There are options available that can help you keep your home. Speak with your lender about modifying your loan terms or refinancing your mortgage.
You may also be eligible for government assistance programs. No matter what situation you're in, it's important to communicate with your lender and try to find a solution that works for both of you. Don't wait until it's too late - take action now to protect your home.
What Additional Fees Come With New Mortgages?
The fees charged by the lender are just one part of the cost of a new mortgage. There are also a number of other fees that you will be responsible for paying.
These can include things like appraisal fees, origination fees, and closing costs. It is important to ask your lender about all of these potential fees so that you can factor them into your overall budget.
How Many Days Do You Have to Shop Around for a Mortgage?
You may have heard that you should shop around for a mortgage, but how many days do you actually have to do so? The answer is that there isn’t a specific number of days that you need to shop around. However, it’s generally a good idea to look at multiple lenders before making a decision.
How Many Lenders Should You Shop Around To?
Again, there’s no magic number here. It depends on how much time you want to spend and how comfortable you are with the lender you eventually choose. A good rule of thumb is to talk to at least three different lenders before making a decision. This will give you a good sense of the range of rates and terms that are available to you.
Do You Only Need 5% for a Mortgage?

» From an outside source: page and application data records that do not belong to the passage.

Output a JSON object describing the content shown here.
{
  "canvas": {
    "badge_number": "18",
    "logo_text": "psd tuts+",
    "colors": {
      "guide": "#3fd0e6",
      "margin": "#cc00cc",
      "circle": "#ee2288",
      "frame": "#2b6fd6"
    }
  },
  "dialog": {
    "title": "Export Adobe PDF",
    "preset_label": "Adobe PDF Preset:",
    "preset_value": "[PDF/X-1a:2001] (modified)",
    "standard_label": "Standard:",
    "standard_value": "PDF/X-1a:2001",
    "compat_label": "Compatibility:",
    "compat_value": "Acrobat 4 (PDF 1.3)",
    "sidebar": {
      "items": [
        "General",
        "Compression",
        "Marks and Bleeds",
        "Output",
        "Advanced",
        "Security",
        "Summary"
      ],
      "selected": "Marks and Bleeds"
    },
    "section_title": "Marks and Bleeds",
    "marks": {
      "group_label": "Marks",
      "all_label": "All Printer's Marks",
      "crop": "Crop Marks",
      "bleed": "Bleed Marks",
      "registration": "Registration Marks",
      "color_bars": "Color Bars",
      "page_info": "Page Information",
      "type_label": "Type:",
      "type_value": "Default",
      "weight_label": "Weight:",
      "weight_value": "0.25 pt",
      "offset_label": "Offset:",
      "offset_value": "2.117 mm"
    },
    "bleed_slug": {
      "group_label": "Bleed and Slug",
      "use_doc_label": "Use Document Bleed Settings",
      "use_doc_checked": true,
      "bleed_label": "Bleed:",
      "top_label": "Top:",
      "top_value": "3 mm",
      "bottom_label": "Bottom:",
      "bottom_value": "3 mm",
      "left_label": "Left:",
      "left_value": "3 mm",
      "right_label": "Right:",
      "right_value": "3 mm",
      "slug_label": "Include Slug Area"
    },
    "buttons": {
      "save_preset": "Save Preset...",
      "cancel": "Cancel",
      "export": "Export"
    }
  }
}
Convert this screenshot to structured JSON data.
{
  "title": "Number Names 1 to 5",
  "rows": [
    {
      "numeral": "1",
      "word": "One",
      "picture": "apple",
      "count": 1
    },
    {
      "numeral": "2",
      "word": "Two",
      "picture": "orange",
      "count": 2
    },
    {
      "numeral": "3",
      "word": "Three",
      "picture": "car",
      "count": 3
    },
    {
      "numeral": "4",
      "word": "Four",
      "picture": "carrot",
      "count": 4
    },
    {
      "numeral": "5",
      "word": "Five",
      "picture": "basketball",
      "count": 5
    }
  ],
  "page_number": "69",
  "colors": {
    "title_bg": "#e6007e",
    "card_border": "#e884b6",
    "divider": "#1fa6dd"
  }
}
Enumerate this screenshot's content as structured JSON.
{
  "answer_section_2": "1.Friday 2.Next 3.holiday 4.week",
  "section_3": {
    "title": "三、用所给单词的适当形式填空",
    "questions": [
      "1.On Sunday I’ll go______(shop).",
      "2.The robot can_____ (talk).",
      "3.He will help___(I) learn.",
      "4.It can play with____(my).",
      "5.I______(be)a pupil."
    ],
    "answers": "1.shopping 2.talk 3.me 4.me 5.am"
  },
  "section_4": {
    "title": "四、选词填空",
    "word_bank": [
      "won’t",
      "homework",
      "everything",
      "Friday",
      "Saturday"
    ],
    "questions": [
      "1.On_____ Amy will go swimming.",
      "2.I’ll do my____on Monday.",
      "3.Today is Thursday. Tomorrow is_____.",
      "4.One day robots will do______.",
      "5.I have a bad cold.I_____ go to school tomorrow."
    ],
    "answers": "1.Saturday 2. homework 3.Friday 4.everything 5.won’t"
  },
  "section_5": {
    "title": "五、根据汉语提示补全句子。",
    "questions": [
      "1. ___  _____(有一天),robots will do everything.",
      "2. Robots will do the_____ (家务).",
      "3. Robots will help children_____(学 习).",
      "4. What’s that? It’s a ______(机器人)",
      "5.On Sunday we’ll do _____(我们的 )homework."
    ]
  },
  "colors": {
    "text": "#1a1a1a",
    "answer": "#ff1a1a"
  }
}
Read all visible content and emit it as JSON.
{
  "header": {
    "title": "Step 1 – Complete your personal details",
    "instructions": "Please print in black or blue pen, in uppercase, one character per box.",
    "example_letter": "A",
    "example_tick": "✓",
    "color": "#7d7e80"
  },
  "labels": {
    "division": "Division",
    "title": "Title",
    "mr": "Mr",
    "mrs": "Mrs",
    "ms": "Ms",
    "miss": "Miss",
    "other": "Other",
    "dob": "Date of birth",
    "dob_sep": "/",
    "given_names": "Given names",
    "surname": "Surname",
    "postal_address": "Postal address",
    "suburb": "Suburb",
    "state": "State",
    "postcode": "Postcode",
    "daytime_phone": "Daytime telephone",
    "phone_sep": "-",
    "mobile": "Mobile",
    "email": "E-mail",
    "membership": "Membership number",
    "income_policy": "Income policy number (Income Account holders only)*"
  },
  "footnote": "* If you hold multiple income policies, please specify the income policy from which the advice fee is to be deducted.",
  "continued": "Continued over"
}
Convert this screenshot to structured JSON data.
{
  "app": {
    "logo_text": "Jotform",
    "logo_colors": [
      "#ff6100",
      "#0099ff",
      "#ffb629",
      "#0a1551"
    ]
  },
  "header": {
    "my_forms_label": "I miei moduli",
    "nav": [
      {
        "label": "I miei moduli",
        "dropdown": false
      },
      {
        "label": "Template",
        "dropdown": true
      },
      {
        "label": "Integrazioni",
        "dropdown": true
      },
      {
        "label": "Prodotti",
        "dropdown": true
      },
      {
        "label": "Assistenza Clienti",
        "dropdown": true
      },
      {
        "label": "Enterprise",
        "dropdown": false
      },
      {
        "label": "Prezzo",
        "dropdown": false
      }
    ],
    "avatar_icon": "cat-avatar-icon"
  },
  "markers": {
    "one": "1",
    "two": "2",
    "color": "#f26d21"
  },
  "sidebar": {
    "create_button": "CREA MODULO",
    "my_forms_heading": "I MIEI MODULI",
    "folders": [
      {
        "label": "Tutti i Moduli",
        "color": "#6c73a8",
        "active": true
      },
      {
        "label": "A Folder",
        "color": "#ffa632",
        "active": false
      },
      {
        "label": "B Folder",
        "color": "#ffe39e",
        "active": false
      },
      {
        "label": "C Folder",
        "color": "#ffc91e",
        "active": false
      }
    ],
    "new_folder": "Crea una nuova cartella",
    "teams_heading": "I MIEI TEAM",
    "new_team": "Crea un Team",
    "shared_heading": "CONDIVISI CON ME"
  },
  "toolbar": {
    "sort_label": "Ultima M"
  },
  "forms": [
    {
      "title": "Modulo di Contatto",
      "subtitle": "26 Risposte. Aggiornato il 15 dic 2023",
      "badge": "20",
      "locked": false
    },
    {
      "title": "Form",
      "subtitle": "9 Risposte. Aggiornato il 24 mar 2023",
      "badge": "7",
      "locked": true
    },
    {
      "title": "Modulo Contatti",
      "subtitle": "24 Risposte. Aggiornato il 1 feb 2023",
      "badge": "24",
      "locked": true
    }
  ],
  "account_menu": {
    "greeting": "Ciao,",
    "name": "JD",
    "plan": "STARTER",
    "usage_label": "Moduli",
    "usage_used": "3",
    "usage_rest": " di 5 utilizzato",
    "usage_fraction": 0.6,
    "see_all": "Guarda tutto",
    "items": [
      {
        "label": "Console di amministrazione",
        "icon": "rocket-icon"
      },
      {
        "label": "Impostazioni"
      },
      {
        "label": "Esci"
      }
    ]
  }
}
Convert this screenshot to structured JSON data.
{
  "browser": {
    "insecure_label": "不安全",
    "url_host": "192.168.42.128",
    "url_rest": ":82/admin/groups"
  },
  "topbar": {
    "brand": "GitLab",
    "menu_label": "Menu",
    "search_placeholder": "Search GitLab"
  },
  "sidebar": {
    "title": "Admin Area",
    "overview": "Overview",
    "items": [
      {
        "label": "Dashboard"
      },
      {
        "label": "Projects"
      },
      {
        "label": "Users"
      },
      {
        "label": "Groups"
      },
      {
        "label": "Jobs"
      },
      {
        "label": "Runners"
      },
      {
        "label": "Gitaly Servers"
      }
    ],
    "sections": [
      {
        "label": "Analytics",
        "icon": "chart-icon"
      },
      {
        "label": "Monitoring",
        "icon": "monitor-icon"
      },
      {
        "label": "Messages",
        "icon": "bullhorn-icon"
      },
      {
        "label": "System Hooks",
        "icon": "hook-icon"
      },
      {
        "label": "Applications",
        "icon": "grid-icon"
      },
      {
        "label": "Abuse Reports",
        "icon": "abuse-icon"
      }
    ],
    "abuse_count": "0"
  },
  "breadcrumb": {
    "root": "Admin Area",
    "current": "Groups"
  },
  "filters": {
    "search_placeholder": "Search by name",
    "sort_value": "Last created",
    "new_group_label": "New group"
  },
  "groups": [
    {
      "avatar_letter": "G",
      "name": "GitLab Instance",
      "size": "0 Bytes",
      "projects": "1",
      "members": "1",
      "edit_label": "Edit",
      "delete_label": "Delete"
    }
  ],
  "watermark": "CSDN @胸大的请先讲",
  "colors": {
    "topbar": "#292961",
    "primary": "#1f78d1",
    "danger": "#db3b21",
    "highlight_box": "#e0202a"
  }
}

You may have heard that you need a 20% down payment to get a mortgage. While this is true in some cases, it isn't always the case. There are actually quite a few programs out there that allow you to put down as little as five percent.
Of course, there are trade-offs for putting down less than 20%. Namely, you'll likely have to pay for private mortgage insurance (PMI) if your down payment is less than 20%. PMI is an insurance policy that protects the lender in case you default on your loan. It's an added expense each month, but it can help you get into a home with a smaller down payment.
Does Shopping Around for Mortgage Hurt Credit?
When you apply for a mortgage, the lender will check your credit score. This is known as a hard inquiry, and it can temporarily lower your credit score by a few points. However, shopping around for a mortgage will only result in a single hard inquiry on your credit report. So if you're worried about how multiple inquiries might affect your score, you can rest easy knowing that shopping around won't have an impact.
In fact, there's evidence that shopping around for a mortgage can actually save you money. A study by the Consumer Financial Protection Bureau found that consumers who applied for multiple mortgages received average savings of $291 per year.
So if you're in the market for a new home loan, don't be afraid to shop around for the best deal. It could end up saving you a lot of money in the long run.